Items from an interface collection
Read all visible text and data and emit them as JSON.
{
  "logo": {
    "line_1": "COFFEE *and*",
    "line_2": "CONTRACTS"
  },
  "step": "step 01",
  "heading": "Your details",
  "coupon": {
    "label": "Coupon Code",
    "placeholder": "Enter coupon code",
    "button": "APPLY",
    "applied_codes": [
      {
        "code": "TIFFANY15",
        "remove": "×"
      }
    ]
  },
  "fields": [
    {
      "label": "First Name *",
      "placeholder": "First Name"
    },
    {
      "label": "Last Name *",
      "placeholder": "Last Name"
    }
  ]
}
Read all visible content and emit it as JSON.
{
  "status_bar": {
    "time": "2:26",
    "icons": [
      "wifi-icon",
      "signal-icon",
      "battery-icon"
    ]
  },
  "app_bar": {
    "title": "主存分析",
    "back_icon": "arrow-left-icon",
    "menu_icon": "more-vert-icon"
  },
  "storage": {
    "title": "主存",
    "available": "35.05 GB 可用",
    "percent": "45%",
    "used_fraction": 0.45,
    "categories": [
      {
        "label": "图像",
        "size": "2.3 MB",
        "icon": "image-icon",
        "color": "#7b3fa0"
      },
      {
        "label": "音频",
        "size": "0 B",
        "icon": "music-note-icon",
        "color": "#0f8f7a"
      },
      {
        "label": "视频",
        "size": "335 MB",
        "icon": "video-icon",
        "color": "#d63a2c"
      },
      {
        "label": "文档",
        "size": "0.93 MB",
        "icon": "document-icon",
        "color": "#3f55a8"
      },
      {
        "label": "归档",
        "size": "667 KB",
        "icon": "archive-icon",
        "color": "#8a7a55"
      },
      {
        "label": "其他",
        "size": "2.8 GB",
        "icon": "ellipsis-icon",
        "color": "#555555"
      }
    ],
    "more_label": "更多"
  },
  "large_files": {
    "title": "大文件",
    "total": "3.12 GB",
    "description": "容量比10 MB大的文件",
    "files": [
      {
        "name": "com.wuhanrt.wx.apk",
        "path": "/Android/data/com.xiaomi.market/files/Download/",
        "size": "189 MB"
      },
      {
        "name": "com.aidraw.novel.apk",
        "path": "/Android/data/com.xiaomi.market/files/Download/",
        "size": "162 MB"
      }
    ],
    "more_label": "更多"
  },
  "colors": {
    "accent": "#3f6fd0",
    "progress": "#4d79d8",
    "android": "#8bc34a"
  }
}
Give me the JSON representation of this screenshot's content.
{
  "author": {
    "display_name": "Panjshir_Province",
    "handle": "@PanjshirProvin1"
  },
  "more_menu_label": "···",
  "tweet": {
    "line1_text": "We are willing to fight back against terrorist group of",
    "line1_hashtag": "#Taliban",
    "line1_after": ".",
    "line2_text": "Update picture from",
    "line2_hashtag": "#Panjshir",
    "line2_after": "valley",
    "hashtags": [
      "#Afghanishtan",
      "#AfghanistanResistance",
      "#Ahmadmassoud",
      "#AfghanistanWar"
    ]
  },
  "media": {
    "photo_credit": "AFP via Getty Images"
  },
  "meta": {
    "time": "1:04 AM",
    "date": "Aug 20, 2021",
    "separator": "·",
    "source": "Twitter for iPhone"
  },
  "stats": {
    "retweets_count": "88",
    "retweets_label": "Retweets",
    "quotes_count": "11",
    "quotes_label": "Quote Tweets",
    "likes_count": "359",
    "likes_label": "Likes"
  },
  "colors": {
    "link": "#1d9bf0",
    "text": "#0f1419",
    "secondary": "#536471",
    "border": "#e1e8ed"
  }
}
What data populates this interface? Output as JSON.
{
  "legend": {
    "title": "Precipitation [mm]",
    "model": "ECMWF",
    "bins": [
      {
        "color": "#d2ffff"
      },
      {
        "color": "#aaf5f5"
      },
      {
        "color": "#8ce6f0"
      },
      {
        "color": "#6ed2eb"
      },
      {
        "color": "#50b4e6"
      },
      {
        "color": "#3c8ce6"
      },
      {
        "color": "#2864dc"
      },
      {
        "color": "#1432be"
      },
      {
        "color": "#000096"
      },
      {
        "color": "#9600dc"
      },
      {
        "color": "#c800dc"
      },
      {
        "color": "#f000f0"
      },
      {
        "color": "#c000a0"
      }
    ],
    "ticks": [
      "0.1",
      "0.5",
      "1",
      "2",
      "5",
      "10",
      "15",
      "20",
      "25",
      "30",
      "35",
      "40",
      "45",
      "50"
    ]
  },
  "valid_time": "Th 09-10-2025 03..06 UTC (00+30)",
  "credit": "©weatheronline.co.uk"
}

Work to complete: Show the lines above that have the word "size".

Response below:
        "size": "2.3 MB",
        "size": "0 B",
        "size": "335 MB",
        "size": "0.93 MB",
        "size": "667 KB",
        "size": "2.8 GB",
        "size": "189 MB"
        "size": "162 MB"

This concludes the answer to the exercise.